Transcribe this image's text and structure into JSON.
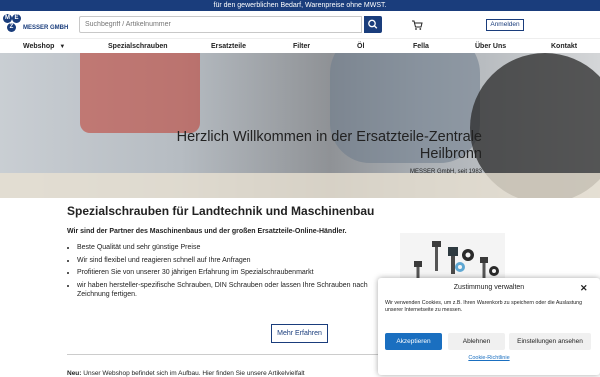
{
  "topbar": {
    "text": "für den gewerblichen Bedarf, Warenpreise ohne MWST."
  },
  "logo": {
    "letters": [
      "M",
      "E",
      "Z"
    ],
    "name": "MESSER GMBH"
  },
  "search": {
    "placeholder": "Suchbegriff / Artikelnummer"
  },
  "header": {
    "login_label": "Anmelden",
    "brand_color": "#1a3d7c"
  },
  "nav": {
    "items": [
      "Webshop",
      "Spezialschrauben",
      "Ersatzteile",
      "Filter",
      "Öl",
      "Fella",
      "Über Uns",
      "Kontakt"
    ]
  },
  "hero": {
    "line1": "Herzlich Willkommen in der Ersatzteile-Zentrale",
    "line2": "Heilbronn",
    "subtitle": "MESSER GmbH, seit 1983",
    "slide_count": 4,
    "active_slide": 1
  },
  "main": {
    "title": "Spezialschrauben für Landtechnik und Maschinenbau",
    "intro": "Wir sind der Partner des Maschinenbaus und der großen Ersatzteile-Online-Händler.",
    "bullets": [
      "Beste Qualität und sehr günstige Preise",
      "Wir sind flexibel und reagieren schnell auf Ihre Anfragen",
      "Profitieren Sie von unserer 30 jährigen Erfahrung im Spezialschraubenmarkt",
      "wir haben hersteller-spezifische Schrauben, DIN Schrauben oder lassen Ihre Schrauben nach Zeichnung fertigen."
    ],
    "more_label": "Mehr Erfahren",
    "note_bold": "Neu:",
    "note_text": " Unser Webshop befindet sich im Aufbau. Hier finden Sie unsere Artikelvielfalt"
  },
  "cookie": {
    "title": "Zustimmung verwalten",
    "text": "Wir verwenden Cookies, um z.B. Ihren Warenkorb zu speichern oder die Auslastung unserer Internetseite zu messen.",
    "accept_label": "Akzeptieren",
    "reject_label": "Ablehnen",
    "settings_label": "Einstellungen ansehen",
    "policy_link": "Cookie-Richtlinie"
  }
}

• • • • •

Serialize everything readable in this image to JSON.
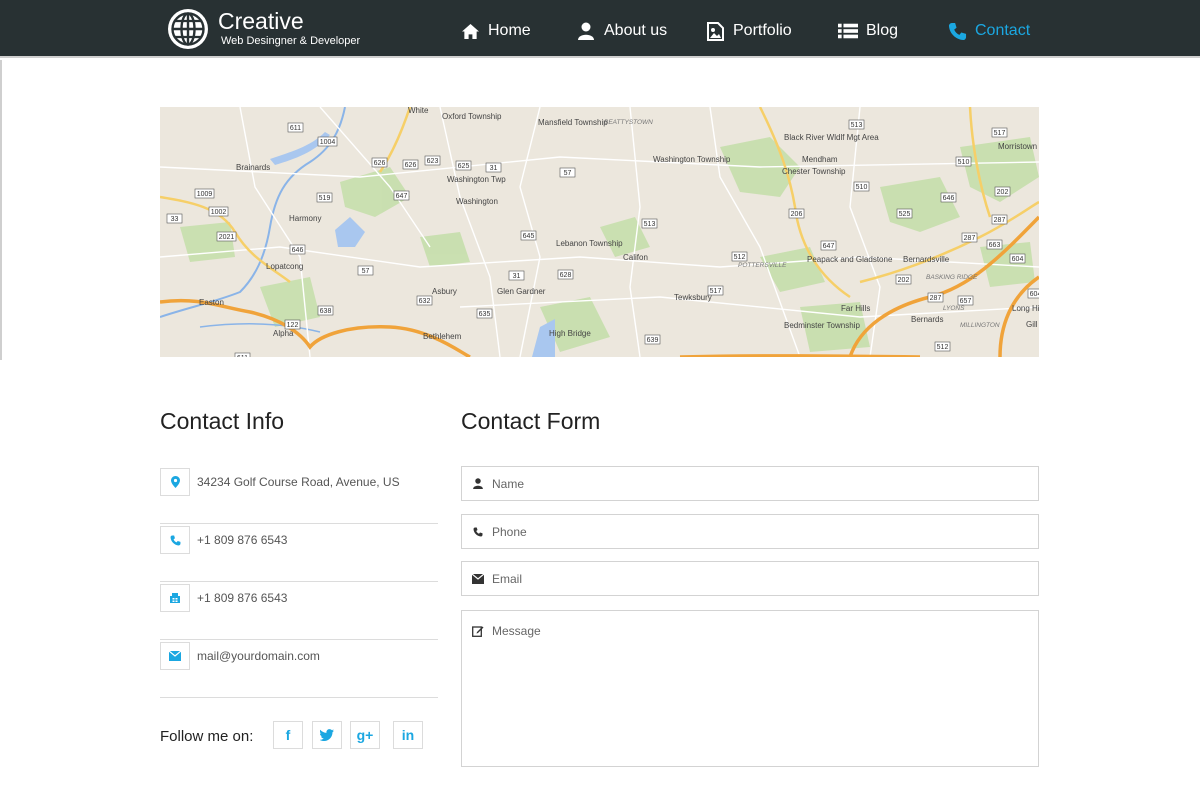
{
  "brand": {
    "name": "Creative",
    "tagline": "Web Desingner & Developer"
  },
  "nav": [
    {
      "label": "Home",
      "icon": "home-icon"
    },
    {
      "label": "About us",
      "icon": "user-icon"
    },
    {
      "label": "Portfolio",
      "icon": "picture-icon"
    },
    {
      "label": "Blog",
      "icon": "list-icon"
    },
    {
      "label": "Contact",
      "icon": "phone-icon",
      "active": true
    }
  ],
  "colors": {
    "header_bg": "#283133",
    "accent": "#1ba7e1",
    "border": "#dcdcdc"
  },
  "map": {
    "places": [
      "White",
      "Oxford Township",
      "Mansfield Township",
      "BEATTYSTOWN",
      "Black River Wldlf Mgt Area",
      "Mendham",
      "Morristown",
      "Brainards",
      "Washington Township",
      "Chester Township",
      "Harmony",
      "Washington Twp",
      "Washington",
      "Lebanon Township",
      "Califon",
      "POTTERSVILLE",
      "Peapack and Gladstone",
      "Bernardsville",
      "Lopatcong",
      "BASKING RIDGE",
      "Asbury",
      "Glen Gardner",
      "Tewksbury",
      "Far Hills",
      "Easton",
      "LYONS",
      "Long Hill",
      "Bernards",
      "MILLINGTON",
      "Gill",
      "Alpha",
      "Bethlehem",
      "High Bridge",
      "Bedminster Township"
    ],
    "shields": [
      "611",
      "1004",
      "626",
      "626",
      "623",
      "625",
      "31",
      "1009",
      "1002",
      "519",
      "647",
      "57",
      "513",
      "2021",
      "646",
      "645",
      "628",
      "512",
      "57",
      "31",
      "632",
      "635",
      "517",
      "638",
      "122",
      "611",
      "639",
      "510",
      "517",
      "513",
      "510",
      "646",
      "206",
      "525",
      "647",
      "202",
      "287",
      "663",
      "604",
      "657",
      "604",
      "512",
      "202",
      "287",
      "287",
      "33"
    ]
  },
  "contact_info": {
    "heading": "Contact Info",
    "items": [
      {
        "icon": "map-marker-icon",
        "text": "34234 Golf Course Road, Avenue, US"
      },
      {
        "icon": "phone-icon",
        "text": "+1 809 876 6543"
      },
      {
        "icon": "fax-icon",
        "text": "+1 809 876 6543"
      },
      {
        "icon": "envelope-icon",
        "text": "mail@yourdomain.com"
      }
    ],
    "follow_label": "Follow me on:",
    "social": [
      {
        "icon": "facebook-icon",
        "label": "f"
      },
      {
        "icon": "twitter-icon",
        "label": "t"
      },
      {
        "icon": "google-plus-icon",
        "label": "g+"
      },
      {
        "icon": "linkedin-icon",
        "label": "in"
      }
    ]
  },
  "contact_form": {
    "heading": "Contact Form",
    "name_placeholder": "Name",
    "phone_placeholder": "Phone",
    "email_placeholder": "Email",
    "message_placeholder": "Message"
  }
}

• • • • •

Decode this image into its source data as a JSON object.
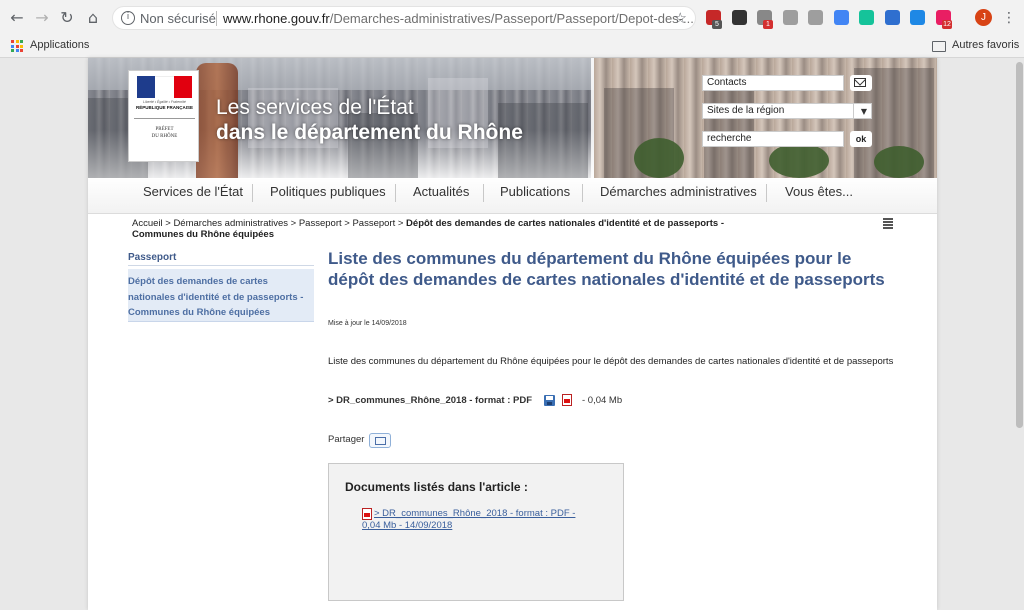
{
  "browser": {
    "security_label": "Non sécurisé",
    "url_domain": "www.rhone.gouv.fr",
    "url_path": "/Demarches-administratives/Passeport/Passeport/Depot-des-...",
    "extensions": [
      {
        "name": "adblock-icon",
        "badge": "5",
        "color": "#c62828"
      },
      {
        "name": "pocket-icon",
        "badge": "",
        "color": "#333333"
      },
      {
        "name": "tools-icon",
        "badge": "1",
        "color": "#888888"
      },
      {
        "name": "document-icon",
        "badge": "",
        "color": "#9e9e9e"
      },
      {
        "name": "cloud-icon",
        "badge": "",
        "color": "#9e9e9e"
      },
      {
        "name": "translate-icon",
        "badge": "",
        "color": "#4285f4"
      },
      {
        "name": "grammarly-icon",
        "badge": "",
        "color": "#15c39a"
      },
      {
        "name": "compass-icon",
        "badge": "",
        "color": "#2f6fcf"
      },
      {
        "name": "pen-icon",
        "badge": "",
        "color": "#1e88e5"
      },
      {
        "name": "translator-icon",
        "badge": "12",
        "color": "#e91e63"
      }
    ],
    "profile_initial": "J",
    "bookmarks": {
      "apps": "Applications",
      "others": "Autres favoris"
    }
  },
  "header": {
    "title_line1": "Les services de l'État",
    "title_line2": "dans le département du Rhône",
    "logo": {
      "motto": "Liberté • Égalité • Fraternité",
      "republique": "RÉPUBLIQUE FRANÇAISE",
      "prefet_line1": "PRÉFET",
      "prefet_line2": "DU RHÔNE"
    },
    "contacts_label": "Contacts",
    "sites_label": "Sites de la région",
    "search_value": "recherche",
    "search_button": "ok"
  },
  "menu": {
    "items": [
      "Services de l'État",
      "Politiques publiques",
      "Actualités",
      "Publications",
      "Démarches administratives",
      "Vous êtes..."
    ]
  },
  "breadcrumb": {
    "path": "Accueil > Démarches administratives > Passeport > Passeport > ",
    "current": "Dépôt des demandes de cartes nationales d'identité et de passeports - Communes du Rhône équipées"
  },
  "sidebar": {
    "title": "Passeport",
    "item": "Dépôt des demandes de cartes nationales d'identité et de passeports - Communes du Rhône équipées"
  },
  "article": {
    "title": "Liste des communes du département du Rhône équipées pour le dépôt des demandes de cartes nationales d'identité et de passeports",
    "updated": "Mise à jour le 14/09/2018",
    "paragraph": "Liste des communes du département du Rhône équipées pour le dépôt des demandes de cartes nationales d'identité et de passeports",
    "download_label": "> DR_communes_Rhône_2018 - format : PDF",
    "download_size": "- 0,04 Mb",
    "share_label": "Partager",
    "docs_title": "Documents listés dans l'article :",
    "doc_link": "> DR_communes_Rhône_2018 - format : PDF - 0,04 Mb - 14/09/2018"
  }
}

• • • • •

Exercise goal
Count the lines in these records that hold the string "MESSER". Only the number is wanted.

Result below
2